PROVIDED RECORDS section start
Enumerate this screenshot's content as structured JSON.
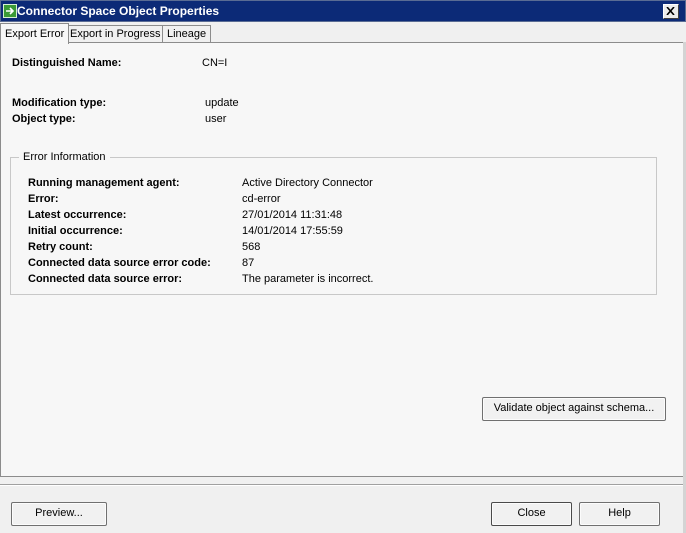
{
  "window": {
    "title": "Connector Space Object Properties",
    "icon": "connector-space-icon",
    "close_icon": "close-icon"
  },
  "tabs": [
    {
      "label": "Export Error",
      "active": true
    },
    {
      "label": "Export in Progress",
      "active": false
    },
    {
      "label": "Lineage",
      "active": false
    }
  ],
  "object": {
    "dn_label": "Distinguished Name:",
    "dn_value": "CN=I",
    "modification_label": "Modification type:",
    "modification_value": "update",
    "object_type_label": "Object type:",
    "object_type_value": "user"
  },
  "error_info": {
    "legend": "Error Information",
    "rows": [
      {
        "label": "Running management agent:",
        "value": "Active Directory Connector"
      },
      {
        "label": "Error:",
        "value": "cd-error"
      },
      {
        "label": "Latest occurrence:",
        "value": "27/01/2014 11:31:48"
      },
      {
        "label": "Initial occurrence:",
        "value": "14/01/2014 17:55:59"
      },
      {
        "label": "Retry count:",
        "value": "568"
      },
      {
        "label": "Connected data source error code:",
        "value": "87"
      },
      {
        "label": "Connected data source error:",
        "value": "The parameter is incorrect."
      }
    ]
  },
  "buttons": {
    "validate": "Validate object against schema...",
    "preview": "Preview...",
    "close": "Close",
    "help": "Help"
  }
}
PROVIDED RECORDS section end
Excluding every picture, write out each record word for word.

Enumerate this screenshot's content as structured JSON.
{
  "window": {
    "title": "Connector Space Object Properties",
    "icon": "connector-space-icon",
    "close_icon": "close-icon"
  },
  "tabs": [
    {
      "label": "Export Error",
      "active": true
    },
    {
      "label": "Export in Progress",
      "active": false
    },
    {
      "label": "Lineage",
      "active": false
    }
  ],
  "object": {
    "dn_label": "Distinguished Name:",
    "dn_value": "CN=I",
    "modification_label": "Modification type:",
    "modification_value": "update",
    "object_type_label": "Object type:",
    "object_type_value": "user"
  },
  "error_info": {
    "legend": "Error Information",
    "rows": [
      {
        "label": "Running management agent:",
        "value": "Active Directory Connector"
      },
      {
        "label": "Error:",
        "value": "cd-error"
      },
      {
        "label": "Latest occurrence:",
        "value": "27/01/2014 11:31:48"
      },
      {
        "label": "Initial occurrence:",
        "value": "14/01/2014 17:55:59"
      },
      {
        "label": "Retry count:",
        "value": "568"
      },
      {
        "label": "Connected data source error code:",
        "value": "87"
      },
      {
        "label": "Connected data source error:",
        "value": "The parameter is incorrect."
      }
    ]
  },
  "buttons": {
    "validate": "Validate object against schema...",
    "preview": "Preview...",
    "close": "Close",
    "help": "Help"
  }
}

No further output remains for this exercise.